Boris's Bet: Russian Roulette?

Russians call their current leadership a "kamikaze government," and last week Boris Yeltsin showed why. It wasn't the new economic proposals he made to the republic's Congress of People's Deputies: promises to sell off state enterprises, close unprofitable factories and set up realistic banking and taxation systems. Russians have heard all that before. But his plan to liberate state-controlled prices carried a frighteningly tight deadline: the end of this year. And then there was Yeltsin's candidate for the post of prime minister of the republic, a man who will surely be blamed for the inevitable pain of economic shock therapy. Calling it "the most important decision of my life," Yeltsin named himself fall guy. The move was classic Boris bravado. "We've got 'our Yeltsin' back," said former prime minister Ivan Silayev.

It will take all of Yeltsin's grip on the public imagination to see him through this political gamble. Russian economists expect prices to leap several hundred percent in the wake of liberalization. Closing thousands of state enterprises will throw millions of Russians out of work. In his speech, Yeltsin promised things would get better by the autumn of 1992, but what about the meantime? "Yeltsin has taken an extremely dangerous step," said presidential press secretary Pavel Voshchanov. "He's put the public's trust in him on the line."

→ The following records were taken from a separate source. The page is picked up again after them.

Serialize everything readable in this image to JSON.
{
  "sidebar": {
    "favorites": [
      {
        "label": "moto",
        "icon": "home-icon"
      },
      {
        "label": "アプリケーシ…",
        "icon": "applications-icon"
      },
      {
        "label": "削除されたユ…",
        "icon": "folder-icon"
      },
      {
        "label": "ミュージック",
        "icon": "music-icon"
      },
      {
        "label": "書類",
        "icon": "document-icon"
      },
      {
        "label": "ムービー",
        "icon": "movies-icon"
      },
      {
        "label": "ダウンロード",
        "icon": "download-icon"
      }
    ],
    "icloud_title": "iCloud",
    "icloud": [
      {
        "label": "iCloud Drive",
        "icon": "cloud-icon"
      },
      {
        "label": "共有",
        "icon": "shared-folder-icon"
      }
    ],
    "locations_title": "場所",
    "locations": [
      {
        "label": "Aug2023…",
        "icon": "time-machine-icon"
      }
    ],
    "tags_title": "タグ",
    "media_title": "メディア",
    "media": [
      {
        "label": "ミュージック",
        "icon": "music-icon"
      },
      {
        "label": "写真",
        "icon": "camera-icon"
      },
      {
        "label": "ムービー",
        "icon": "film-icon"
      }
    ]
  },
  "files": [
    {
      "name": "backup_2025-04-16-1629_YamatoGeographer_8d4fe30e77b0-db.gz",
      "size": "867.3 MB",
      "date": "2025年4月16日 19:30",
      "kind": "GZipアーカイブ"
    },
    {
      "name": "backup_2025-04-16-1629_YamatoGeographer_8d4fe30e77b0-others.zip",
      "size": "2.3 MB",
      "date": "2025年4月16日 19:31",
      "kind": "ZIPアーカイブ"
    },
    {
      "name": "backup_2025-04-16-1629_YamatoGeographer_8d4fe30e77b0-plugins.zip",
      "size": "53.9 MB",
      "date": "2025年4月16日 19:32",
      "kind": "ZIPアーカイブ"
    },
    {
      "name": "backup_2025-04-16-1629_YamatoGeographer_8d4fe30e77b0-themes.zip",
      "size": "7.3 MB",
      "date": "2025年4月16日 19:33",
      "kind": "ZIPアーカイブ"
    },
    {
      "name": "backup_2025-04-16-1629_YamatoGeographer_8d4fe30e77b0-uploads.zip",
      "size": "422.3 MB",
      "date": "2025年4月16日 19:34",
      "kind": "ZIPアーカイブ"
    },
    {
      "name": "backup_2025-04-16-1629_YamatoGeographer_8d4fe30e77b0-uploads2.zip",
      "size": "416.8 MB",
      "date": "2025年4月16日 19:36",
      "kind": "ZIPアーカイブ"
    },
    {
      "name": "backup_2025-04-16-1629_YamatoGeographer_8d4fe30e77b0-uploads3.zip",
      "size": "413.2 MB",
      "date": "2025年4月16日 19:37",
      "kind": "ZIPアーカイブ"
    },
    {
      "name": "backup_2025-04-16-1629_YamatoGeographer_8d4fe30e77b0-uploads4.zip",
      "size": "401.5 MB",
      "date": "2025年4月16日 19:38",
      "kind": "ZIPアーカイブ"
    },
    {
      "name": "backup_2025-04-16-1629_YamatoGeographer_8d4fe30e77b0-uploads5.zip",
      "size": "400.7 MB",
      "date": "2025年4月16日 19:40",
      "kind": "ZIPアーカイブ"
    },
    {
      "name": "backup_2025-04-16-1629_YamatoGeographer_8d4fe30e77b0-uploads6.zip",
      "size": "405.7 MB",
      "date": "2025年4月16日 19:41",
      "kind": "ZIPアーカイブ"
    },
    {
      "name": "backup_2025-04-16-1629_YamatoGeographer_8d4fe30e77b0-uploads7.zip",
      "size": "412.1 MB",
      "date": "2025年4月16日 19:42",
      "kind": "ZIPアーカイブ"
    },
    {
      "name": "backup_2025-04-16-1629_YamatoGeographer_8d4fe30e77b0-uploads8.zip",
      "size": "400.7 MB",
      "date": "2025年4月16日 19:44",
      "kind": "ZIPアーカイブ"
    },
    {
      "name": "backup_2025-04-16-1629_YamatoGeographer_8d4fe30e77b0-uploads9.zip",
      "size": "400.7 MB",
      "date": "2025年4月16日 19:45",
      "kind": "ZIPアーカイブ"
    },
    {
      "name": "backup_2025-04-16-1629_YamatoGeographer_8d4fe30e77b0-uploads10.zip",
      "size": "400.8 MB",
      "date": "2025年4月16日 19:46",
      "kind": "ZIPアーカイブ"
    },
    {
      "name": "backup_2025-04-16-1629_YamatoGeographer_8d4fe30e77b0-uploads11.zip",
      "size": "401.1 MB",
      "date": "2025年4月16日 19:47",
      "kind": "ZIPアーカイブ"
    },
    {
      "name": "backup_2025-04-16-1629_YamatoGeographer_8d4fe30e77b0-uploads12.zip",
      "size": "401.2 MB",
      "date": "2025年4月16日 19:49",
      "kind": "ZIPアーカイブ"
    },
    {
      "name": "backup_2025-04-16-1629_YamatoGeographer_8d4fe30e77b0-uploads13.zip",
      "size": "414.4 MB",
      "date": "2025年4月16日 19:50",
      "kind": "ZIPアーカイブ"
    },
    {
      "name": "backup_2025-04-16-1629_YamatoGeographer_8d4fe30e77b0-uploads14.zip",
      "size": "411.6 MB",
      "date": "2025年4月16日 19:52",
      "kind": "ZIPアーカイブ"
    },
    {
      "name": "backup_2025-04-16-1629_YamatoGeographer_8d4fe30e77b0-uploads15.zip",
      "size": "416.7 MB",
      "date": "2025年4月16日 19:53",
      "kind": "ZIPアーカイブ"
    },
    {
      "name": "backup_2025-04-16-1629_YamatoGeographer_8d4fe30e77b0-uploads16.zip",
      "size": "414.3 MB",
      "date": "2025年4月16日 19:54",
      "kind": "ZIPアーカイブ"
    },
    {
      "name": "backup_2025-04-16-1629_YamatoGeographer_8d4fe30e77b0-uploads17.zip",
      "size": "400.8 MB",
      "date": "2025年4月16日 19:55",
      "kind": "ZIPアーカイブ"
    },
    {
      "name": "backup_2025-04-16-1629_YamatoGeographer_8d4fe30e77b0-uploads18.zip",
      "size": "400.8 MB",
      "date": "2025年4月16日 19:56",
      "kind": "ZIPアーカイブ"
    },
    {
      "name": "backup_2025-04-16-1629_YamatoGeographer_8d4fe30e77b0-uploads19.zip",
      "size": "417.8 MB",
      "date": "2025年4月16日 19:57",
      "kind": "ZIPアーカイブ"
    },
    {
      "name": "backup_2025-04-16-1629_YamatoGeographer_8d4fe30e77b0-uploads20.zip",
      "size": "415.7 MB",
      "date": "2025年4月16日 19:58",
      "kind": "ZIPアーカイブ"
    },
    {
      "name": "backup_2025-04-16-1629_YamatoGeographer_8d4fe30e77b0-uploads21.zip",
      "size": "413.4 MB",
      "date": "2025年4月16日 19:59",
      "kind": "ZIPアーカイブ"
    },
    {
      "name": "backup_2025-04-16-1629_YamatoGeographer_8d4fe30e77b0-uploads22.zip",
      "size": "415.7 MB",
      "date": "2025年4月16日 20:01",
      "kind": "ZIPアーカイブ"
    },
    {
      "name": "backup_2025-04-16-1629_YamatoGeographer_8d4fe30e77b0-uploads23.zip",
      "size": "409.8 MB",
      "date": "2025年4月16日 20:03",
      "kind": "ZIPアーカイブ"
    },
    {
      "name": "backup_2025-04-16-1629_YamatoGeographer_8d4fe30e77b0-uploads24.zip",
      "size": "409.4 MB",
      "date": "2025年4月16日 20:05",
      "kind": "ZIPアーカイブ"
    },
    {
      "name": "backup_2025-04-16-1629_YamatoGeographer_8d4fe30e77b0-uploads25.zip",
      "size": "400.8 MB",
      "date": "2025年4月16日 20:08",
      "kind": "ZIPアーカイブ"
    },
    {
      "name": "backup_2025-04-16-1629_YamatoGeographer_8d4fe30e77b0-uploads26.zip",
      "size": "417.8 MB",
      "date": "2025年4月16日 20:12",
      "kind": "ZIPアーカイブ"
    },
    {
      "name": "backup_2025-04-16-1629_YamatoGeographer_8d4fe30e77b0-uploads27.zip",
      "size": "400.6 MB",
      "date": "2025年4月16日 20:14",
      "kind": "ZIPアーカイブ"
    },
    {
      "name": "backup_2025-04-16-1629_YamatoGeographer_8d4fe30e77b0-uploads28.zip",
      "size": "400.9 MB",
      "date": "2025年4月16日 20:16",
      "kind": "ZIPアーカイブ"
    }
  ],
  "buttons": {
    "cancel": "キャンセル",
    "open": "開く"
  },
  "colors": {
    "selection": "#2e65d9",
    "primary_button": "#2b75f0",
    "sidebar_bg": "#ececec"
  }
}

So far the Russian legislature is playing along. The deputies approved Yeltsin's reform plan in principle and gave him the right to ignore any existing legislation that might get in his way. But they voted for the Yeltsin plan with a certain trepidation. "The period of predictable economic collapse is over," legislator Valentin Fyodorov told the Congress. "Now begins the period of unpredictable collapse."

The proposals drew flak from economists, too. Several pointed to the continuing influence of decades of central planning. Most goods are still produced noncompetitively, by single factories in each industry; to free prices without breaking the monopolies is an invitation to price gouging. At the same time the central Soviet government fuels in ion by printing money around the clock. The Russian Republic might start issuing its own currency, but that would not stop the flow of rubles from the central government. Yeltsin conceded later in the week that even under his reforms, some prices would be held artificially low, including basic consumer goods such as bread, milk, sugar and vodka. He also backed down on the promise to charge world prices for Russian oil, gas and coal--a threat that panicked other republics dependent on cheap Russian energy.

Yeltsin downplayed the impact beyond Russia's borders. His aide Gennady Burbulis claimed that the republics were reacting with "complete delight, because ... Russia is placing on its [own] shoulders the most dangerous burden." But while officials in the newly independent Baltic States endorsed the Yeltsin program, the poorer republics of Central Asia, for example, have a lot to lose. One official in Tadzhikistan told Izvestia that "the price rise is fraught with unpredictable social consequences," and the president of Uzbekistan said his republic would have to take "protective measures" to insulate itself against inflation in Russia. Others noted that the Russian president had not even bothered to confer in advance with any leaders in other republics. Later in the week he also threatened to take over the gold, diamonds and hard-currency reserves held by the union government--then withdrew his inflammatory statement. Yeltsin also announced that Russia would cease financing dozens of union-level ministries beginning Nov. 1, a move that will virtually wipe out the central government. Giant Russia was the clear beneficiary of such a move.

Yeltsin's economic plans may also founder on the separatist movements that are now fracturing Russia. Zealots in southern Russia, along the Caucasus Mountains, say they're ready to declare war against Yeltsin. The Muslim territory of Tatarstan, only a few hundred miles east of Moscow and a key industrial center, has been demanding full independence from Yeltsin for more than a year now. And not all the splits are ethnic. Local potentates in Siberia have also started agitating for much greater autonomy from Moscow, if not actual statehood. "Siberia is rich, and it could do better on its own," legislator Vladimir Bovarin told NEWSWEEK at the congress last week. "If Siberia wanted to secede, there really isn't anything Yeltsin could do about it."

The real challenge is closer to home. One official of the Russian government last week admitted that economic recovery could take much longer than one year in certain key areas of the country: Moscow, which is used to a higher level of consumption; centers of defense-industry production, including many of Russia's bigger cities, and the coal-producing regions. For Yeltsin, who rode to power partly on his ability to soothe striking miners, the support of Russian workers is critical. Recent demonstrators in Moscow bore a placard saying, MARKET PRICES, MARKET WAGES. Yeltsin responded by calling on the workers for a little "market productivity." The next time he spars with them, it may be over more than words.